Task details: Go through the data and count the lines holding the string "meta". Write only the number.

* * * * * * * * *

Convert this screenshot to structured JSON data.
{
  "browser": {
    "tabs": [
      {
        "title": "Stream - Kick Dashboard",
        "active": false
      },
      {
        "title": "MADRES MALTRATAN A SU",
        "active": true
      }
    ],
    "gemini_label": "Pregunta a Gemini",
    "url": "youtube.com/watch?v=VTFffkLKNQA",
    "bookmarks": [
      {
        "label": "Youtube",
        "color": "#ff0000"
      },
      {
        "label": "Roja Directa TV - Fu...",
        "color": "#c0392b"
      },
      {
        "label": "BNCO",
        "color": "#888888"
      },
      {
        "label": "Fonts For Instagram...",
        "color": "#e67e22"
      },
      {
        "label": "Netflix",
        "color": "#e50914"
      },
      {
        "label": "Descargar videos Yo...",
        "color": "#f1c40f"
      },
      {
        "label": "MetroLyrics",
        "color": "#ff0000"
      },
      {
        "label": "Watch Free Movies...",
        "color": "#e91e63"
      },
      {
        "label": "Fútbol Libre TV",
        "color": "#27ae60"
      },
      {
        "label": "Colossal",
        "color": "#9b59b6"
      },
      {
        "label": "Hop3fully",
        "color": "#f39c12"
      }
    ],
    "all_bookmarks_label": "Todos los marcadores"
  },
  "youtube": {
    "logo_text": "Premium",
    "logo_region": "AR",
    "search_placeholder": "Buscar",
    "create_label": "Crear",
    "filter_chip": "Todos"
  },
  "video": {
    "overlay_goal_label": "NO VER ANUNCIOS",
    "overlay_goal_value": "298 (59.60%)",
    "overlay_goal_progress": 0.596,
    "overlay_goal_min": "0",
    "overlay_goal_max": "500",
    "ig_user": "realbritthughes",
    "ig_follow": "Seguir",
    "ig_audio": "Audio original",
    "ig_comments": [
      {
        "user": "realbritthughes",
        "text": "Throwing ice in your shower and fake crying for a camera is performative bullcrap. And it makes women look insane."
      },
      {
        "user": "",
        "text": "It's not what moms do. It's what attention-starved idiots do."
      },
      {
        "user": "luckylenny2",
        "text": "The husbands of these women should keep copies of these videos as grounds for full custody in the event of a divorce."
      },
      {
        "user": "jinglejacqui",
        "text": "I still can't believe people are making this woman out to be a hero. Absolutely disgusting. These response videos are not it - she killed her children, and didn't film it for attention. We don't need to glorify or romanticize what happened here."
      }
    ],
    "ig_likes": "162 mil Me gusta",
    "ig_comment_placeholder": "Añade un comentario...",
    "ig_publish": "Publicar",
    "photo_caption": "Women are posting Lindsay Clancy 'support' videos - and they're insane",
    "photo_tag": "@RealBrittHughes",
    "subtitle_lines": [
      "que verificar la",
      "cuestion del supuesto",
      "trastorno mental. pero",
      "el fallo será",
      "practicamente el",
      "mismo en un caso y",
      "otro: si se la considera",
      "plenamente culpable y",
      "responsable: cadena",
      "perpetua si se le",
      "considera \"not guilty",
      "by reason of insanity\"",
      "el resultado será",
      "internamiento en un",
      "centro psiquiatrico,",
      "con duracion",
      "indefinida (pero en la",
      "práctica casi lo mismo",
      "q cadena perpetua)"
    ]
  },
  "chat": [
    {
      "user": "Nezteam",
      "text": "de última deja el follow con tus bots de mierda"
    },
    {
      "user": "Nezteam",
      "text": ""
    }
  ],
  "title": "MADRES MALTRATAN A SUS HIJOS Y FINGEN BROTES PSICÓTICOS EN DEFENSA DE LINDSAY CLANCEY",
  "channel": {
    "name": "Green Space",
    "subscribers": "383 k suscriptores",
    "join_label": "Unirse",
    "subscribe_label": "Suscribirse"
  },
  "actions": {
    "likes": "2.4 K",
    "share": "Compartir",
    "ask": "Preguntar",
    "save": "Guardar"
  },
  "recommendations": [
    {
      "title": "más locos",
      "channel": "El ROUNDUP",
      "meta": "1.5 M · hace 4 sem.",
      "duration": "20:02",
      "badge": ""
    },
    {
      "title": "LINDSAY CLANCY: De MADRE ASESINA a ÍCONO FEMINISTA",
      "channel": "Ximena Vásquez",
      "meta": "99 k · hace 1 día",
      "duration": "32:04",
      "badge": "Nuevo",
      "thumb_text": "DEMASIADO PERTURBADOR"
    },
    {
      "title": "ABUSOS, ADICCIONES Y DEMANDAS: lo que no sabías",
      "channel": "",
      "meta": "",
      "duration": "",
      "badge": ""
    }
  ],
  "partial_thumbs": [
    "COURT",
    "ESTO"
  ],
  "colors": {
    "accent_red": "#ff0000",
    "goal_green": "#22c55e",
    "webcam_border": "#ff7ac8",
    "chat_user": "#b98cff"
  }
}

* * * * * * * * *

Expected answer: 3